Bacon, butter, hollandaise, leeks, lemon, nutmeg, olives, shallots.
"I basically don't exist as a capitalist" She said. "I don't have a car, I don't go to work." She keeps company with men who use words like vestiges and confounded in everyday conversation. The line of tables by the window is full of playwrights and activists and full notebooks. The playwright maybe is the physicist, though, and how would I know the difference? So here is our cast of characters: the physicist, the anthropologist, the poet, and the lawyer.

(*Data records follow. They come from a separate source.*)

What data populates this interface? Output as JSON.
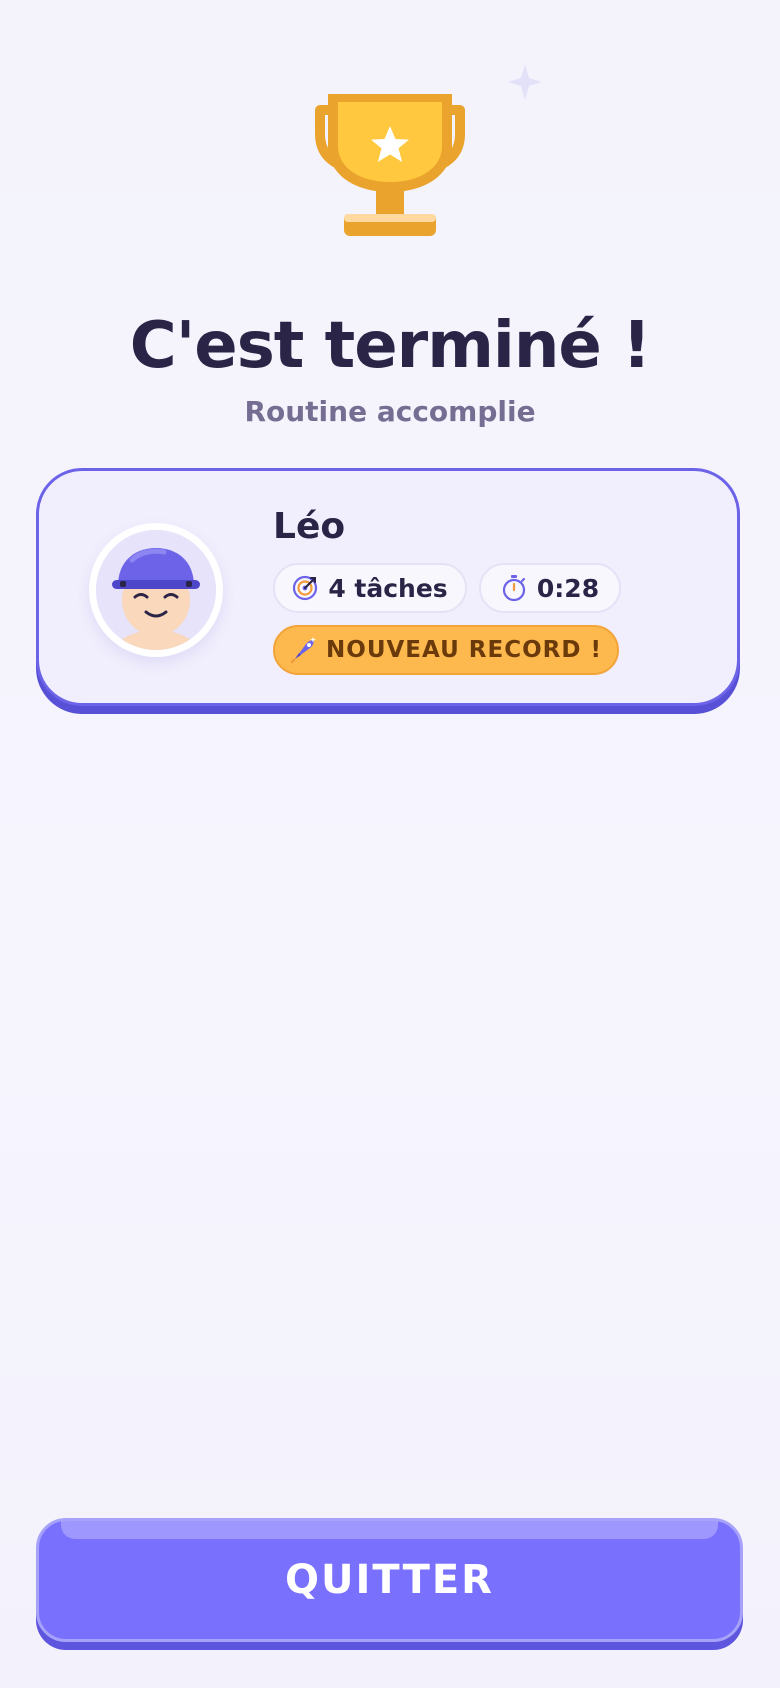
{
  "header": {
    "title": "C'est terminé !",
    "subtitle": "Routine accomplie"
  },
  "result_card": {
    "child_name": "Léo",
    "tasks_label": "4 tâches",
    "time_label": "0:28",
    "record_label": "NOUVEAU RECORD !"
  },
  "footer": {
    "quit_label": "QUITTER"
  },
  "icons": {
    "trophy": "trophy-icon",
    "sparkle": "sparkle-icon",
    "tasks": "target-icon",
    "time": "stopwatch-icon",
    "record": "rocket-icon"
  },
  "colors": {
    "accent": "#6C63E8",
    "button": "#7970FD",
    "record_badge": "#FDB84E",
    "title_text": "#2A2447",
    "trophy_gold": "#F4B73A"
  }
}
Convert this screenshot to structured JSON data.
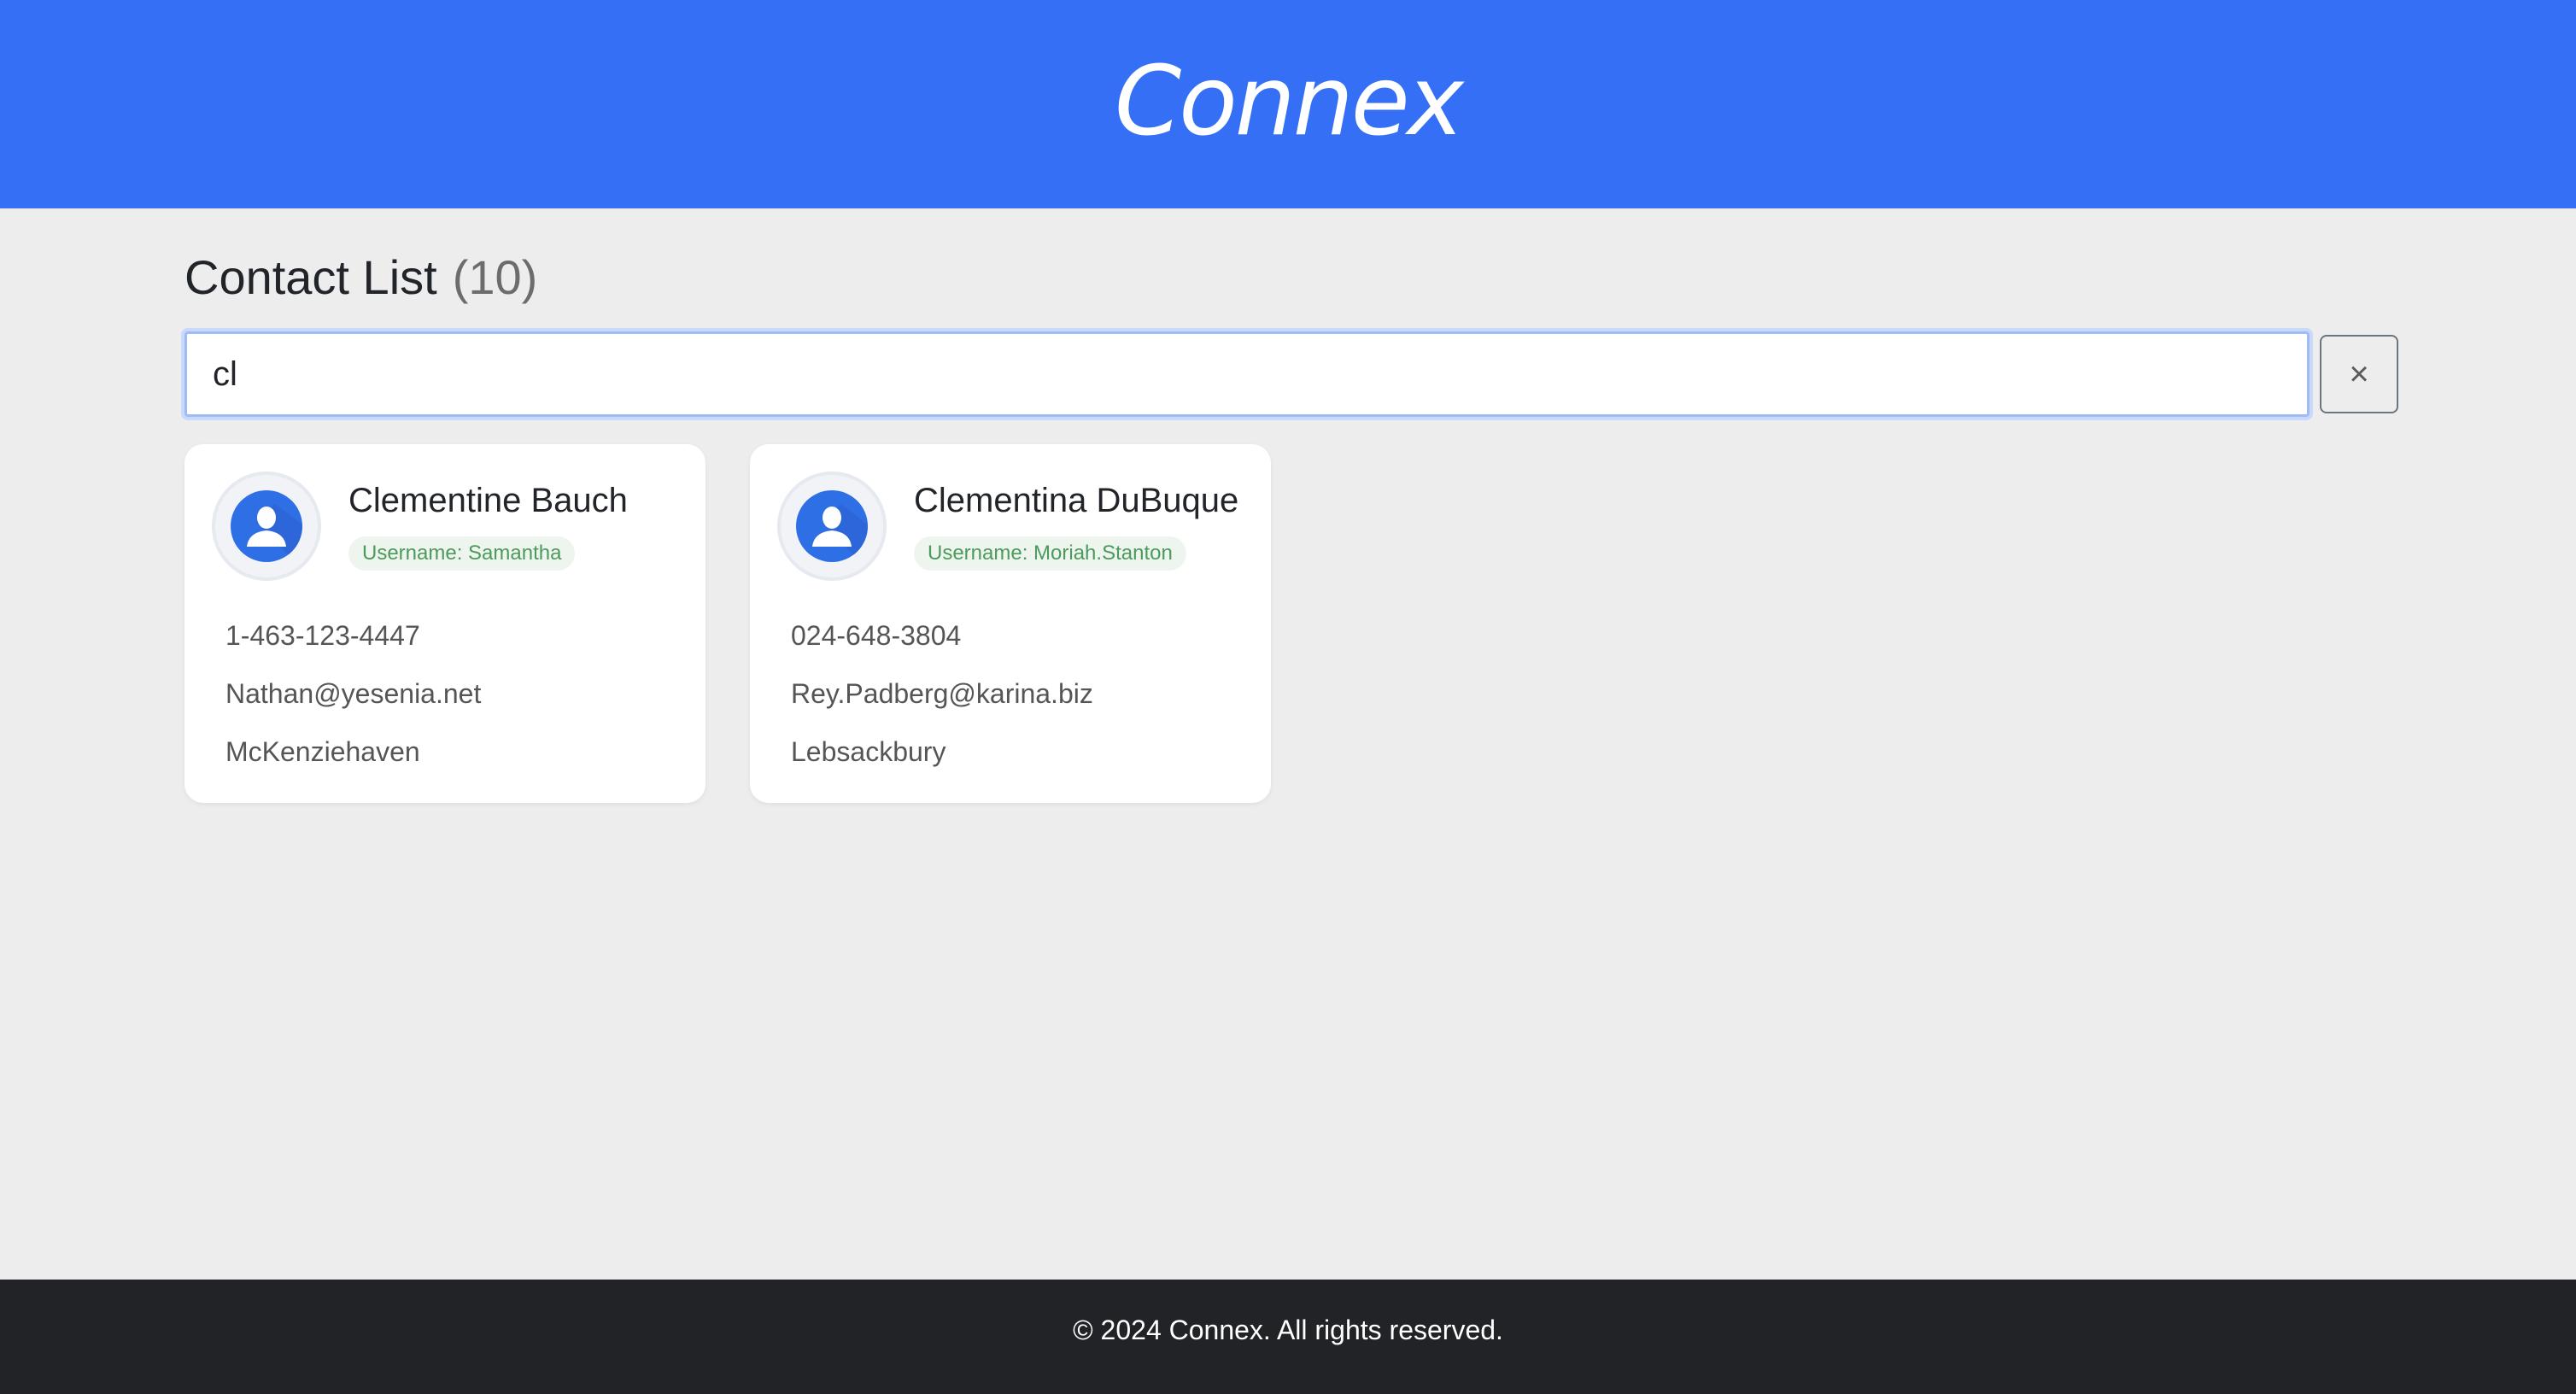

The anthropologist leaves. As he packs away his work we all eye his table--right by the window, flush with light. I slip into his chair, bumping against his toes as he heads for the door. Exit the anthropologist.
I ask the poet the time. The end of his scarf, the very tip, floats in his coffee. I mean to tell him, but there is so much to distract: the lawyer heaves a great sigh, my pen taps my teeth, I have spilled crumbs in one straight line from the old table to the new. I am covered in sticky light.
There was a boy genius today, after all. He walked through the library, all of twelve years old, looking up at the girl he led. He would show her the library. I will orient you to this place, he said. His hand lay on her shoulder; his arm extended straight above his wheaty head. But he walked like a man and talked like a man. He talked like a man entrenched in Academia. He wore a furrowed brow, a sardonic eye. I met them in the stacks later, where I was hopelessly lost. I had spent near an hour stomping up and down metal steps. All doors marked 'exit' led me to places where people carried folded metal tables and gave me the eye.
I passed them as they were passing a service elevator. He glowered at the shelves. This is F-H, he said. Where it gets a bit, he snickered then, a bit more organized. He knew where he was going. If he had designed this library, exits would be clearly marked. He would carpet the steel steps to avoid the sound of footfall, any sound at all that might disturb the ruffle of his brow.
As it happens, the only exit is on the fourth floor.
The physicist could have told me that. He looks as though he spends all his time in the stacks, dreaming of and addressing neurons. None of us here in the window exist as capitalists. We are only good for trails of crumbs and the draping of clothing into full glasses.